Tackling Contamination In Data Centers
Data centers are not idle environments. Changing equipment, upgrading infrastructure, and daily maintenance all provide opportunities to introduce contaminants into the data center. Many data center operators make the mistake of overlooking environmental factors in their facilities. This oversight can be costly. Over time, contaminants damage critical components and lead to equipment failures and downtime.
Preventing Contaminants from Entering the Data Center
Staff need specialized training to not only remove contaminants, but to prevent them from entering the data center in the first place. Everyone who enters the data center, whether a technician, maintenance worker, or operator, should wear protective equipment to minimize the contaminants they bring into the facility. Because the majority of contaminants are tracked in on people’s feet and wheels on carts, contamination control mats should be placed at all entryways.
Properly Removing Contaminants
No matter how stringent prevention efforts are, some contaminants will make their way into the facility. Regular, specialized cleaning will remove the contaminants that enter the data center. Data center cleaning protocols are unique, and staff should be trained to follow established best practices. Environmental surfaces, equipment, and floors should be cleaned at least quarterly and the underfloor plenum should be cleaned at least annually. If contaminants are allowed to build up in the underfloor, they will eventually spread throughout the data center, putting critical equipment at risk.

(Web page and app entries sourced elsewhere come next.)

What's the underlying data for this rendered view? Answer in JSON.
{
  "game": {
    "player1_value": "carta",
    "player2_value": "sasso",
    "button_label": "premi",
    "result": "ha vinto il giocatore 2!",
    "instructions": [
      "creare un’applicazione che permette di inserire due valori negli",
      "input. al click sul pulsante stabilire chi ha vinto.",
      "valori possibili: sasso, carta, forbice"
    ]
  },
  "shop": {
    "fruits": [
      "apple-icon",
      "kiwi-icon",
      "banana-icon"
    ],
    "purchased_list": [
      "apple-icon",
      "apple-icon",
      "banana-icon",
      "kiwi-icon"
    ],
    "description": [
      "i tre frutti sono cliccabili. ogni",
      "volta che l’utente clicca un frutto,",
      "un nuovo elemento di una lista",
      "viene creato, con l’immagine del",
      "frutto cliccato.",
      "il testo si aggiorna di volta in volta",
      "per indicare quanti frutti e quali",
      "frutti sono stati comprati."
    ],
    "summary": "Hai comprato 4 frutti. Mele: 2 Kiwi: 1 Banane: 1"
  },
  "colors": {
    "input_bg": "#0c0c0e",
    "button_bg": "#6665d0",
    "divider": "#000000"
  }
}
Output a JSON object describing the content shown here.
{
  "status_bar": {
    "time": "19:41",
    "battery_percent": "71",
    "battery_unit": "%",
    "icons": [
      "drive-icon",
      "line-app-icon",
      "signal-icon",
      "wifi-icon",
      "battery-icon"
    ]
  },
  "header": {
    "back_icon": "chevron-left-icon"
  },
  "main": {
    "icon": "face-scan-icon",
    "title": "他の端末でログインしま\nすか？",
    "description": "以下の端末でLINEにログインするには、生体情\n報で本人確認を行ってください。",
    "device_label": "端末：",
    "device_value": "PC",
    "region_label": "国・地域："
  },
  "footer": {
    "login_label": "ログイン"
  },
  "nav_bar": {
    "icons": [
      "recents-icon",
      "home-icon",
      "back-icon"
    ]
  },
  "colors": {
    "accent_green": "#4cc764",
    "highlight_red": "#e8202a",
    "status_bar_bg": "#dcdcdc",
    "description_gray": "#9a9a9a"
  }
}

Lastly, speedy response to emergencies is critical to minimizing damage from flooding, fire, or other disasters. Having a professional data center cleaning provider that is available 24/7 can make all the difference in containing the effects of a disaster. Cleaning and decontaminating a server room requires a methodical approach and specialized tools to restore the facility efficiently and effectively.